Clement is an email server application. Its main function is to block unwanted mail (spam) as soon as possible in the email exchange process. It accepts or rejects email while the SMTP session, initiated by the email sender, is still pending, accepting legitimate email messages without the need to return an error status to non-existent or "borrowed" return address later. Clement can operate in two modes, either as a standard MTA (as sendmail, Postfix, Exim, Exchange, etc.) to store email in the recipient's own area, or to transmit the mail to an another SMTP server acting as smart spam filtering device. Each email domain name Clement knows about can be treated in one of these two modes depending on the group to which the domain name has been set. Each message is verified by a virus scanner (ClamAV) while the SMTP connection is still open, but the refusal of mail and the reason for refusal is notified to the actual sender. Mail management is done via a Web interface and can be delegated to three administrative levels (Root-Admin, Group-Admin, Domain-Admin). Standard users can access their own logs (sent email status, email rejected, quarantined email, etc.). With this interface, the user can handle the rejection and acceptance of mail. Users who are level "Admin" can access the session logs (via the Web interface). Clement uses a SQL database (PostgreSQL, MySQL) to store and manage logs, user profiles, and dynamic management of directives concerning the sender-receiver relationship.
nnmon is a central database and a Web interface for the nmon program's data. It allows you to store and view nmon data instantly. nnmon_sender.pl is a pure Perl script. It runs the external nmon program and opens its output file for reading. Every line read from the file is sent to the nnmon_server.py program via TCP/IP socket. nnmon_server.py reads incoming data, parses it, and inserts the result to the database. nnmonweb is a PHP script that lets you view monitored systems in a tree. If there is data for a system for the last 12 hours, it will show a chart on the right hand side. The database and server components have been tested on RHEL 5.5. The client parts have also been tested on AIX 6.1 and RHEL 5.5.

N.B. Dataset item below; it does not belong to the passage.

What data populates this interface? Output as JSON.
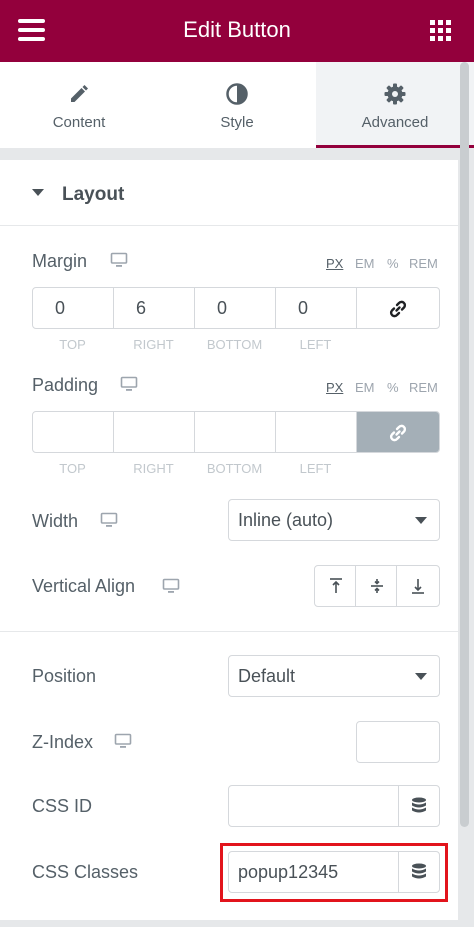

skd is a tool for the simple distribution of SSH keys in a growing environment. It allow you to create hosts, group them, and link that group a group of users with keys to easily distribute all affected keys. skd generates a DSA or RSA keypair, which is saved to its database and used as the authentication source for skd itself. This keypair can (and should be) additionally be encrypted using a passphrase. This allows you to simply add a user with their key and press one button to grant (and revoke!) the user's access to all needed hosts.